Of course, not everyone will have the same experience as a coach. However, this revealing research shows how coaching can be valuable for women leaders in particular. In addition, this analysis provides coaches with preliminary guidance to review whether their training evaluations include comprehensive angles, such as affective and cognitive learning, performance-related outcomes, and psychological states. The benefits of coaching are many: 80% of people who receive advice say they have greater confidence in themselves and more than 70% benefit from better work performance, relationships and more effective communication skills.
Given the growing popularity of coaching, which according to some populist publications will surpass consulting (Forbes, 201) as the preferred learning and development activity in the workplace (L&D), the effectiveness of coaching is increasingly attracting the attention of academics, professionals and clients. Other psychologically informed coaching frameworks, such as CFS and PPC, are more results-oriented, competency-based, and goal-focused procedures, and can demonstrate short-term effects that meet expectations in workplace training environments. The present analysis only included training offered by independent contracted specialists who use a wide variety of techniques and behavioral methods to help the coachee achieve a set of mutually identified objectives, including professional performance, personal satisfaction, and the effectiveness of the coaching organization within a formally defined training agreement (Kilburg, 1996, p. In an interesting new case study published in the International Journal of Evidence Based Coaching and Mentoring, the researcher Sally Bonneywell explores precisely how coaching supports the development of women leaders, in particular, within a global organization.
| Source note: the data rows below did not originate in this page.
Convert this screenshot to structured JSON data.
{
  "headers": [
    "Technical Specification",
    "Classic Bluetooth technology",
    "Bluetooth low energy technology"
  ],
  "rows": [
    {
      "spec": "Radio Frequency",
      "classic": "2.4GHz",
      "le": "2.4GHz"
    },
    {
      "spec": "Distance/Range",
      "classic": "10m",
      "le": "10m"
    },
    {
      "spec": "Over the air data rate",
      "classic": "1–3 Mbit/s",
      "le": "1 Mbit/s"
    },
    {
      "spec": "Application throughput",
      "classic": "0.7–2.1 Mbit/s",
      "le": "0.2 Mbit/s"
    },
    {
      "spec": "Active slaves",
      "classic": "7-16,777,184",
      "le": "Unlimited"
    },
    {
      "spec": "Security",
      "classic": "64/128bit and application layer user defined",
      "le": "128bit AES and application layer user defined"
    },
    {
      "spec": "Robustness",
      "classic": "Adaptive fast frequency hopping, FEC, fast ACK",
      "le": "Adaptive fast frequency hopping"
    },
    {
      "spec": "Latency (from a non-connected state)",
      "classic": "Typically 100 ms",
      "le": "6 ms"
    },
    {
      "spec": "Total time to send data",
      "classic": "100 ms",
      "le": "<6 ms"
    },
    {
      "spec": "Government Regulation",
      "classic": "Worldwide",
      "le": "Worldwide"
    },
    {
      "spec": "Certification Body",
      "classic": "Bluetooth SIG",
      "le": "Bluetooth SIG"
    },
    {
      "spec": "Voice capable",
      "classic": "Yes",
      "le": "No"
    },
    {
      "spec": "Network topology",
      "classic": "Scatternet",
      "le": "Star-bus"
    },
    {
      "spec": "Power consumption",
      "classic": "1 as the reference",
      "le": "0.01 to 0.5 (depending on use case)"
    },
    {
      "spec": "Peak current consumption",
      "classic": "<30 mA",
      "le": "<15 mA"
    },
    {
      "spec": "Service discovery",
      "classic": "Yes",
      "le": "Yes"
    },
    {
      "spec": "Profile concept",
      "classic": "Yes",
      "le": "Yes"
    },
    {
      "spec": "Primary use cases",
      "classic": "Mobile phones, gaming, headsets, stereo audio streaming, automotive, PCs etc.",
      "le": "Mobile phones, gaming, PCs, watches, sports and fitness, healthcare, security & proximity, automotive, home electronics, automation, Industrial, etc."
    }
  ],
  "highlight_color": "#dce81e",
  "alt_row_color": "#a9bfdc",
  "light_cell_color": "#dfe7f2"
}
The Coaching Institute points out that more than 70% of people who receive counseling have benefited from better work performance, relationships and more effective communication skills. His main areas of research include common factors for an effective coaching alliance and the psychological effects on workplace coaching outcomes.